Chances are you’ve been there. You’re planning a sprint with your team and you know the stories are too big to be completed within the sprint. You propose a way of breaking the stories down, only to be told your breakdown is no good because each story no longer has business value or customer benefit. Worse yet, you’re told the Product Owner is the final arbiter of determining if a story has value, regardless of the interests of everyone else in the product development community.
Or maybe less overtly, you’re writing stories using the ubiquitous “As a _, I can _, so that _” template. You’re told the “so that _” part of the template has to define business value or customer benefit. Again, that leads to stories you know are too big to be completed within the sprint.
Obviously, delivering products with business value and customer benefit is essential. But dogmatically applying a rule requiring every single story delivered in a sprint to have business value or customer benefit on its own can cause havoc for a product development community. Some of the possible resulting problems include:
- Carrying over incomplete stories from sprint to sprint, inhibiting your ability to measure progress and measure product learning.
- Building up a testing deficit and defect backlog.
- Delaying learning from user feedback.
- Missing out on the discovery that often comes from integration and testing.
- Adding risk by failing to validate architecture and design ideas until later in the delivery cycle.

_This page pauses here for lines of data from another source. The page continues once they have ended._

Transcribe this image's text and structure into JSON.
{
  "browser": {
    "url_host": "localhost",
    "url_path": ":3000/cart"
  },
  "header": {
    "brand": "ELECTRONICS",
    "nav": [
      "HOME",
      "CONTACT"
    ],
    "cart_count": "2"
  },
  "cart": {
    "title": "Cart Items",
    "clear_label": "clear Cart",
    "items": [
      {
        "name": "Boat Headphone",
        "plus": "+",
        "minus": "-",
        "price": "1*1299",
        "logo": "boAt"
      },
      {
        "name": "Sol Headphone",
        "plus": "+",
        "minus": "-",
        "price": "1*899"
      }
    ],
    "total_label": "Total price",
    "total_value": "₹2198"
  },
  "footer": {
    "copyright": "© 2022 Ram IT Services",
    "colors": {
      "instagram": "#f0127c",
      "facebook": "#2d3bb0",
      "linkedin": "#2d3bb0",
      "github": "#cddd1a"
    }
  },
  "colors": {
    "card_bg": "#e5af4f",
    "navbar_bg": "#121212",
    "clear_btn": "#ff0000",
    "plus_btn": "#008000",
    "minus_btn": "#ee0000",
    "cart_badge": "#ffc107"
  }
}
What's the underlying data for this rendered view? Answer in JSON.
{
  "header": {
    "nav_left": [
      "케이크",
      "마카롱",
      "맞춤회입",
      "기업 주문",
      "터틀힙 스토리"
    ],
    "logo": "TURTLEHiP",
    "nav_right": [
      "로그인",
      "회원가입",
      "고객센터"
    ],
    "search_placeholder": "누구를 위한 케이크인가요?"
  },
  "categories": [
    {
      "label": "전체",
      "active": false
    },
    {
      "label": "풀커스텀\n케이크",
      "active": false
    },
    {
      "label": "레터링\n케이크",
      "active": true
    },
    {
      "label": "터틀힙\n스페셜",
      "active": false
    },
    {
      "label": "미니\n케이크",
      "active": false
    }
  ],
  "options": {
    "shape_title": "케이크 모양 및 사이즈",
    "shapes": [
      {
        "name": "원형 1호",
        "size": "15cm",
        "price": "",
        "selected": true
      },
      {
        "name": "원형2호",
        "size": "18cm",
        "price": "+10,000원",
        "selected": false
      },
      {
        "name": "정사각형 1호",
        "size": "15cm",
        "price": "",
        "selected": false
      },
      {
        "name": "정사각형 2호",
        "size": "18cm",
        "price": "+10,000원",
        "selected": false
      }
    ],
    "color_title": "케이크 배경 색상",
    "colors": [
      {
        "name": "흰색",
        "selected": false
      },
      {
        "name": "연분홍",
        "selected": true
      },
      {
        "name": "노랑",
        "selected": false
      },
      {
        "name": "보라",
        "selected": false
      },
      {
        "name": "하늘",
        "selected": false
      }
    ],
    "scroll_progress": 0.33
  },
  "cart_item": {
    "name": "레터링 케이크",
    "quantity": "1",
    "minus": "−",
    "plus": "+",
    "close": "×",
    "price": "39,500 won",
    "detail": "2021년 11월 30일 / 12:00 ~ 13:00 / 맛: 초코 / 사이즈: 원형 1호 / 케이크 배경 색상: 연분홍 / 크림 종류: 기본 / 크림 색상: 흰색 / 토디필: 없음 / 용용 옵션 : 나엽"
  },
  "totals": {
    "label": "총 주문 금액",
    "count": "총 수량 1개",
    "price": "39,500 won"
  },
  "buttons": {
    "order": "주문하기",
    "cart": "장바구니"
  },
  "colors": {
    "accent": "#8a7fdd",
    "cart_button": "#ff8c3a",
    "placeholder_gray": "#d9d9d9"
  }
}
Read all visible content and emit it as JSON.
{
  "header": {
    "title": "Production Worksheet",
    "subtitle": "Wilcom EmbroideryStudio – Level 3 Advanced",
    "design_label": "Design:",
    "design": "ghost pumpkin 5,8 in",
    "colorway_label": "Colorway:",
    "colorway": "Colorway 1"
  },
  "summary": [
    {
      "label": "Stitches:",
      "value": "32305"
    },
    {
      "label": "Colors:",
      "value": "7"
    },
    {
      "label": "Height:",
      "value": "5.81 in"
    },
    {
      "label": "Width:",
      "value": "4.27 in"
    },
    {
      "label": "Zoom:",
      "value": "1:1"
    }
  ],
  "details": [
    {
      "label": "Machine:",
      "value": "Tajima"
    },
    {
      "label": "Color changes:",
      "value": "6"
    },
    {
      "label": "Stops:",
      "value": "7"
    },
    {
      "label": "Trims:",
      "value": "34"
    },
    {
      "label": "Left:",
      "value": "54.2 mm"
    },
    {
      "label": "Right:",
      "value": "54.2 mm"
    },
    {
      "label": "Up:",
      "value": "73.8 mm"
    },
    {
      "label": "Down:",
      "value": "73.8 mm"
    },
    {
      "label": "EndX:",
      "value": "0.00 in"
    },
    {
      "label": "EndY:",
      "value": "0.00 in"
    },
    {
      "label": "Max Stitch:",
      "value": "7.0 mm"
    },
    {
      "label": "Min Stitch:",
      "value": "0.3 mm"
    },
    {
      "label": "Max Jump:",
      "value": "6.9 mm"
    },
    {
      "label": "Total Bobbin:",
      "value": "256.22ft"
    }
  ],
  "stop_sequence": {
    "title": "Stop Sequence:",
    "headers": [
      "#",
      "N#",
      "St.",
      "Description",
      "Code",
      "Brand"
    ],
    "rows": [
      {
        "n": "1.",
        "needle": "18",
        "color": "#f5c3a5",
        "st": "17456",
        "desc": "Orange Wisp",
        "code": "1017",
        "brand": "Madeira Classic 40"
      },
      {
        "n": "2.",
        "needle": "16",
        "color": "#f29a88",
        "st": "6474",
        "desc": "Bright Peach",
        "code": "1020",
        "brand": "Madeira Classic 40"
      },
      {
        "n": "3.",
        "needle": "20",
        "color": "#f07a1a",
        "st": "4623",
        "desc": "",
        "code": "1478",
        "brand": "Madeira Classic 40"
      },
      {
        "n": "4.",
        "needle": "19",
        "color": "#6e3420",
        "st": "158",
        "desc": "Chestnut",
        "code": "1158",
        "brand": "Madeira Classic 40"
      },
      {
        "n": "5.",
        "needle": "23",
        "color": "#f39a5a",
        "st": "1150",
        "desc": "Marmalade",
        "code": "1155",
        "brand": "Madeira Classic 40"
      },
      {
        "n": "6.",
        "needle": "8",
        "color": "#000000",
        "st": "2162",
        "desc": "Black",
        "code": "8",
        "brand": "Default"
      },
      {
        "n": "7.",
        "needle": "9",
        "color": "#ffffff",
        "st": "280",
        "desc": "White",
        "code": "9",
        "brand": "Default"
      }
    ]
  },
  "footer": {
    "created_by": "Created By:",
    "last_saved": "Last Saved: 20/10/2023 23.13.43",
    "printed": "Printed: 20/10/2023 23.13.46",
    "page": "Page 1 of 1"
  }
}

Most of the time teams that are caught in the story size vs. value trap are overly focused on process. There are techniques available to help us create small stories while staying focused on delivering value for the product, without getting trapped in the dogma of blind adherence to process rules. I’ll be exploring these techniques including personas, journeys, story splitting, and incremental delivery of complex algorithms in the subsequent posts in this series.